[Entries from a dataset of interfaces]
== Segment start ==

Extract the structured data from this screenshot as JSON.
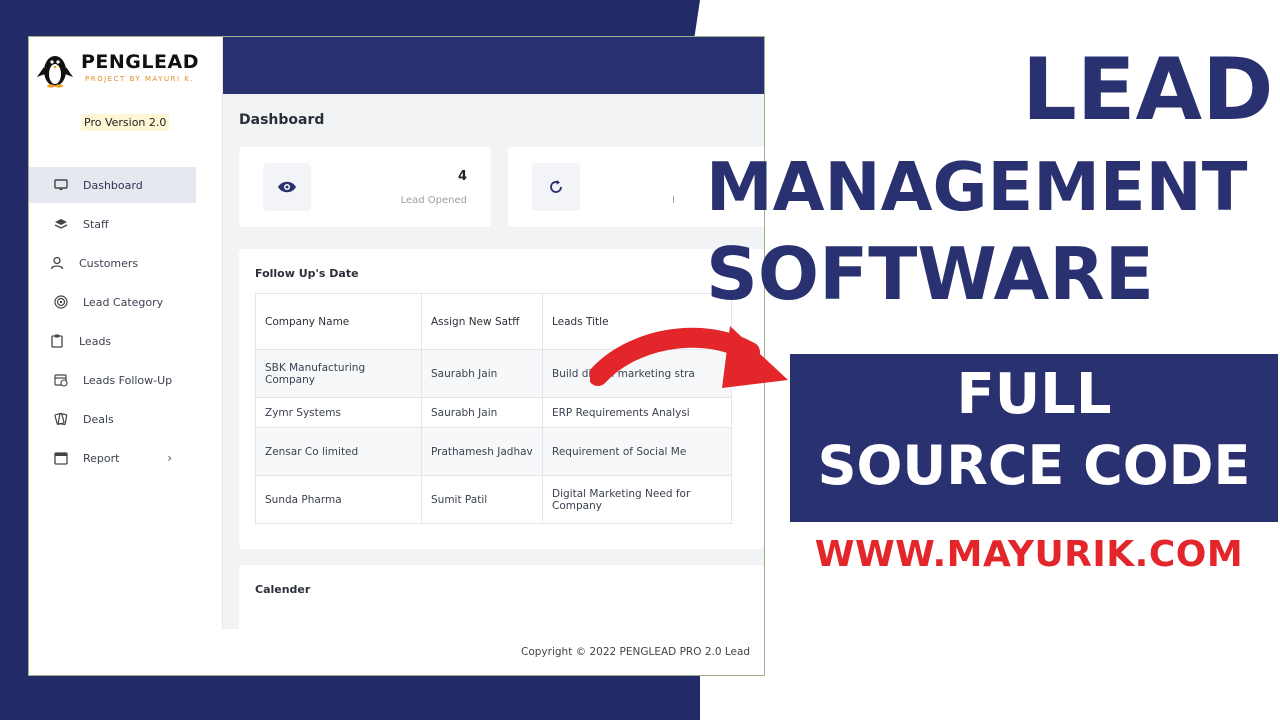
{
  "app": {
    "logo_name": "PENGLEAD",
    "logo_sub": "PROJECT BY MAYURI K.",
    "version": "Pro Version 2.0",
    "page_title": "Dashboard",
    "sidebar": {
      "items": [
        {
          "label": "Dashboard",
          "icon": "monitor-icon"
        },
        {
          "label": "Staff",
          "icon": "layers-icon"
        },
        {
          "label": "Customers",
          "icon": "user-icon"
        },
        {
          "label": "Lead Category",
          "icon": "target-icon"
        },
        {
          "label": "Leads",
          "icon": "clipboard-icon"
        },
        {
          "label": "Leads Follow-Up",
          "icon": "calendar-clock-icon"
        },
        {
          "label": "Deals",
          "icon": "cards-icon"
        },
        {
          "label": "Report",
          "icon": "calendar-icon"
        }
      ]
    },
    "stats": [
      {
        "value": "4",
        "label": "Lead Opened",
        "icon": "eye-icon"
      },
      {
        "value": "",
        "label": "I",
        "icon": "refresh-icon"
      }
    ],
    "followups": {
      "title": "Follow Up's Date",
      "columns": [
        "Company Name",
        "Assign New Satff",
        "Leads Title"
      ],
      "rows": [
        [
          "SBK Manufacturing Company",
          "Saurabh Jain",
          "Build digital marketing stra"
        ],
        [
          "Zymr Systems",
          "Saurabh Jain",
          "ERP Requirements Analysi"
        ],
        [
          "Zensar Co limited",
          "Prathamesh Jadhav",
          "Requirement of Social Me"
        ],
        [
          "Sunda Pharma",
          "Sumit Patil",
          "Digital Marketing Need for Company"
        ]
      ]
    },
    "calendar_title": "Calender",
    "footer": "Copyright © 2022 PENGLEAD PRO 2.0 Lead"
  },
  "promo": {
    "line1": "LEAD",
    "line2": "MANAGEMENT",
    "line3": "SOFTWARE",
    "box_line1": "FULL",
    "box_line2": "SOURCE CODE",
    "url": "WWW.MAYURIK.COM",
    "colors": {
      "navy": "#2a3170",
      "red": "#e3262a"
    }
  }
}
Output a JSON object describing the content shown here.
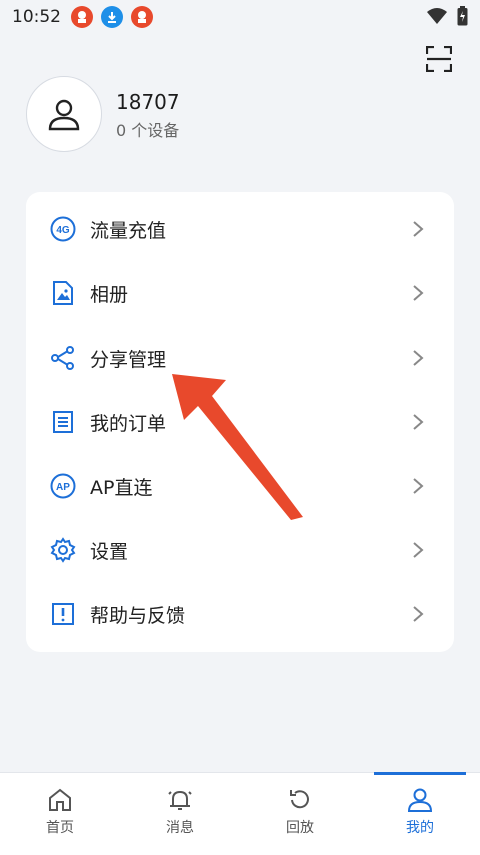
{
  "status_bar": {
    "time": "10:52"
  },
  "profile": {
    "name": "18707",
    "devices": "0 个设备"
  },
  "menu": [
    {
      "label": "流量充值",
      "icon": "4g-icon"
    },
    {
      "label": "相册",
      "icon": "album-icon"
    },
    {
      "label": "分享管理",
      "icon": "share-icon"
    },
    {
      "label": "我的订单",
      "icon": "order-icon"
    },
    {
      "label": "AP直连",
      "icon": "ap-icon"
    },
    {
      "label": "设置",
      "icon": "gear-icon"
    },
    {
      "label": "帮助与反馈",
      "icon": "help-icon"
    }
  ],
  "tabs": [
    {
      "label": "首页",
      "icon": "home-icon"
    },
    {
      "label": "消息",
      "icon": "bell-icon"
    },
    {
      "label": "回放",
      "icon": "replay-icon"
    },
    {
      "label": "我的",
      "icon": "person-icon"
    }
  ],
  "colors": {
    "accent": "#1d6fd8",
    "annotation": "#e8492c"
  },
  "icon_labels": {
    "four_g": "4G",
    "ap": "AP"
  }
}
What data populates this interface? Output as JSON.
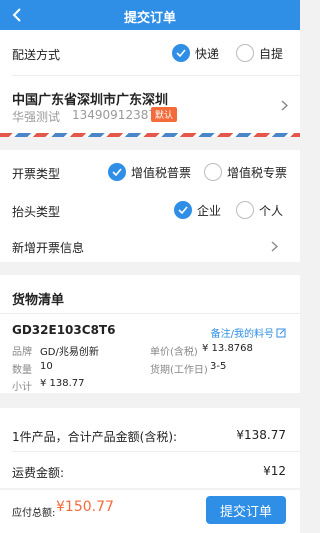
{
  "header": {
    "title": "提交订单"
  },
  "delivery": {
    "label": "配送方式",
    "options": [
      {
        "label": "快递",
        "selected": true
      },
      {
        "label": "自提",
        "selected": false
      }
    ]
  },
  "address": {
    "line": "中国广东省深圳市广东深圳",
    "name": "华强测试",
    "phone": "13490912387",
    "default_badge": "默认"
  },
  "invoice": {
    "type_label": "开票类型",
    "type_options": [
      {
        "label": "增值税普票",
        "selected": true
      },
      {
        "label": "增值税专票",
        "selected": false
      }
    ],
    "title_label": "抬头类型",
    "title_options": [
      {
        "label": "企业",
        "selected": true
      },
      {
        "label": "个人",
        "selected": false
      }
    ],
    "new_info_label": "新增开票信息"
  },
  "goods": {
    "section_title": "货物清单",
    "part_number": "GD32E103C8T6",
    "note_link": "备注/我的料号",
    "brand_label": "品牌",
    "brand_value": "GD/兆易创新",
    "unit_price_label": "单价(含税)",
    "unit_price_value": "¥ 13.8768",
    "qty_label": "数量",
    "qty_value": "10",
    "lead_time_label": "货期(工作日)",
    "lead_time_value": "3-5",
    "subtotal_label": "小计",
    "subtotal_value": "¥ 138.77"
  },
  "summary": {
    "products_label": "1件产品，合计产品金额(含税):",
    "products_value": "¥138.77",
    "shipping_label": "运费金额:",
    "shipping_value": "¥12"
  },
  "footer": {
    "total_label": "应付总额:",
    "total_value": "¥150.77",
    "submit_label": "提交订单"
  },
  "colors": {
    "accent": "#2f8fe6",
    "price": "#f36b3b",
    "badge": "#f36b3b"
  }
}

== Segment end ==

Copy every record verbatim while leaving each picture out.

Extract the structured data from this screenshot as JSON.
{
  "app": {
    "logo_name": "PENGLEAD",
    "logo_sub": "PROJECT BY MAYURI K.",
    "version": "Pro Version 2.0",
    "page_title": "Dashboard",
    "sidebar": {
      "items": [
        {
          "label": "Dashboard",
          "icon": "monitor-icon"
        },
        {
          "label": "Staff",
          "icon": "layers-icon"
        },
        {
          "label": "Customers",
          "icon": "user-icon"
        },
        {
          "label": "Lead Category",
          "icon": "target-icon"
        },
        {
          "label": "Leads",
          "icon": "clipboard-icon"
        },
        {
          "label": "Leads Follow-Up",
          "icon": "calendar-clock-icon"
        },
        {
          "label": "Deals",
          "icon": "cards-icon"
        },
        {
          "label": "Report",
          "icon": "calendar-icon"
        }
      ]
    },
    "stats": [
      {
        "value": "4",
        "label": "Lead Opened",
        "icon": "eye-icon"
      },
      {
        "value": "",
        "label": "I",
        "icon": "refresh-icon"
      }
    ],
    "followups": {
      "title": "Follow Up's Date",
      "columns": [
        "Company Name",
        "Assign New Satff",
        "Leads Title"
      ],
      "rows": [
        [
          "SBK Manufacturing Company",
          "Saurabh Jain",
          "Build digital marketing stra"
        ],
        [
          "Zymr Systems",
          "Saurabh Jain",
          "ERP Requirements Analysi"
        ],
        [
          "Zensar Co limited",
          "Prathamesh Jadhav",
          "Requirement of Social Me"
        ],
        [
          "Sunda Pharma",
          "Sumit Patil",
          "Digital Marketing Need for Company"
        ]
      ]
    },
    "calendar_title": "Calender",
    "footer": "Copyright © 2022 PENGLEAD PRO 2.0 Lead"
  },
  "promo": {
    "line1": "LEAD",
    "line2": "MANAGEMENT",
    "line3": "SOFTWARE",
    "box_line1": "FULL",
    "box_line2": "SOURCE CODE",
    "url": "WWW.MAYURIK.COM",
    "colors": {
      "navy": "#2a3170",
      "red": "#e3262a"
    }
  }
}
Output a JSON object describing the content shown here.
{
  "status_bar": {
    "time": "10:52"
  },
  "profile": {
    "name": "18707",
    "devices": "0 个设备"
  },
  "menu": [
    {
      "label": "流量充值",
      "icon": "4g-icon"
    },
    {
      "label": "相册",
      "icon": "album-icon"
    },
    {
      "label": "分享管理",
      "icon": "share-icon"
    },
    {
      "label": "我的订单",
      "icon": "order-icon"
    },
    {
      "label": "AP直连",
      "icon": "ap-icon"
    },
    {
      "label": "设置",
      "icon": "gear-icon"
    },
    {
      "label": "帮助与反馈",
      "icon": "help-icon"
    }
  ],
  "tabs": [
    {
      "label": "首页",
      "icon": "home-icon"
    },
    {
      "label": "消息",
      "icon": "bell-icon"
    },
    {
      "label": "回放",
      "icon": "replay-icon"
    },
    {
      "label": "我的",
      "icon": "person-icon"
    }
  ],
  "colors": {
    "accent": "#1d6fd8",
    "annotation": "#e8492c"
  },
  "icon_labels": {
    "four_g": "4G",
    "ap": "AP"
  }
}
What data populates this interface? Output as JSON.
{
  "header": {
    "title": "提交订单"
  },
  "delivery": {
    "label": "配送方式",
    "options": [
      {
        "label": "快递",
        "selected": true
      },
      {
        "label": "自提",
        "selected": false
      }
    ]
  },
  "address": {
    "line": "中国广东省深圳市广东深圳",
    "name": "华强测试",
    "phone": "13490912387",
    "default_badge": "默认"
  },
  "invoice": {
    "type_label": "开票类型",
    "type_options": [
      {
        "label": "增值税普票",
        "selected": true
      },
      {
        "label": "增值税专票",
        "selected": false
      }
    ],
    "title_label": "抬头类型",
    "title_options": [
      {
        "label": "企业",
        "selected": true
      },
      {
        "label": "个人",
        "selected": false
      }
    ],
    "new_info_label": "新增开票信息"
  },
  "goods": {
    "section_title": "货物清单",
    "part_number": "GD32E103C8T6",
    "note_link": "备注/我的料号",
    "brand_label": "品牌",
    "brand_value": "GD/兆易创新",
    "unit_price_label": "单价(含税)",
    "unit_price_value": "¥ 13.8768",
    "qty_label": "数量",
    "qty_value": "10",
    "lead_time_label": "货期(工作日)",
    "lead_time_value": "3-5",
    "subtotal_label": "小计",
    "subtotal_value": "¥ 138.77"
  },
  "summary": {
    "products_label": "1件产品，合计产品金额(含税):",
    "products_value": "¥138.77",
    "shipping_label": "运费金额:",
    "shipping_value": "¥12"
  },
  "footer": {
    "total_label": "应付总额:",
    "total_value": "¥150.77",
    "submit_label": "提交订单"
  },
  "colors": {
    "accent": "#2f8fe6",
    "price": "#f36b3b",
    "badge": "#f36b3b"
  }
}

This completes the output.